Senior Imam Qari Asim caught up in free speech row as he said "The Lady of Heaven" could "potentially fuel hatred" and that he had been working with "brothers and Imams" across the country to protest the film and cancel its showings.
Asim is an independent adviser to the British government on Islamophobia and a senior Imam who has urged Muslims to protest the film that is accused of “blasphemy.”
Al-Habib is a UK-based Shia cleric and the depiction of some of the characters has angered some Sunni Muslims—Sunnis make up the vast majority of Muslims worldwide.
Protests of Muslim men have taken place outside of cinemas Bradford, Bolton, Birmingham, and Sheffield since Saturday.
Vue, a cinema chain which is owned by Cineworld, is continuing to show the film at some sites.
Asim, a senior Imam at Makkah Mosque in Leeds, wrote that he has "been working with many brothers and Imams across the country to liaise with the cinemas."
"As a community, in some places we have been successful and those cinemas will no longer be showing the movie, in other places negotiations are still ongoing," he said.
"Different approaches, rooted in our universal values, are necessary, as always. All agree that the movie is derogatory, and uses sectarian and racist narratives," added Asim. "Freedom of speech is important and all citizens should be able to exercise their freedoms within the law. This movie could potentially fuel hatred, sectarianism, and extremism, which none wants to see in our country, and we must all avoid that."
Asim was appointed independent adviser in 2019 to provide expert advice on a definition of Islamophobia to the government.
He is also Deputy Chair of the cross-government Anti-Muslim Hatred Working Group, made up of representatives from Muslim communities, independent experts, and academics.
She said that "it is clear that religious sensibility can still provoke fear, paralysis, and too often an unwillingness to defend artistic liberty and wider freedom of expression."
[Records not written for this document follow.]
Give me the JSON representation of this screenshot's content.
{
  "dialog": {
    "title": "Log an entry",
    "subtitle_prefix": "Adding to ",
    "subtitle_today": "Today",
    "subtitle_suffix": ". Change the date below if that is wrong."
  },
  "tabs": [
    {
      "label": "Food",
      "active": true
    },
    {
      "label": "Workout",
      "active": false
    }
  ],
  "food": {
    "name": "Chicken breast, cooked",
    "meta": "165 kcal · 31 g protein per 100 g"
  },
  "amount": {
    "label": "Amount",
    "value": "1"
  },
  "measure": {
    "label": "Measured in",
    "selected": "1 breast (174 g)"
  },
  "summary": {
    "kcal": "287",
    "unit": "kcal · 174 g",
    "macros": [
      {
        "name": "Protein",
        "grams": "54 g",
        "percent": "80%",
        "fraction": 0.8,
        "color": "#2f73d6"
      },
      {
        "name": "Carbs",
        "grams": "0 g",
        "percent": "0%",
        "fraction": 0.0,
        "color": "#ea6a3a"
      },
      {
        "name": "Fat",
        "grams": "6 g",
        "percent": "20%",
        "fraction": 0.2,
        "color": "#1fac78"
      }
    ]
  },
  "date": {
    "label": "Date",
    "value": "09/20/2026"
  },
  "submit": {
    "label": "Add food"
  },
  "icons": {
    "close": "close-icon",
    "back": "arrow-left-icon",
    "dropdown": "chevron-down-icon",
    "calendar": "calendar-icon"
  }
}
"It’s easy to criticise Cineworld for its limp response, but questions must be asked over what support it received from local and central government, MPs, and even the police. Despite claims that the protests were peaceful, video evidence appears to show a hate-speech mob made up of dozens of Muslim men chanting sectarian anti-Shia slurs through megaphones,” added Khan.
The Epoch Times has contacted Asim for comment.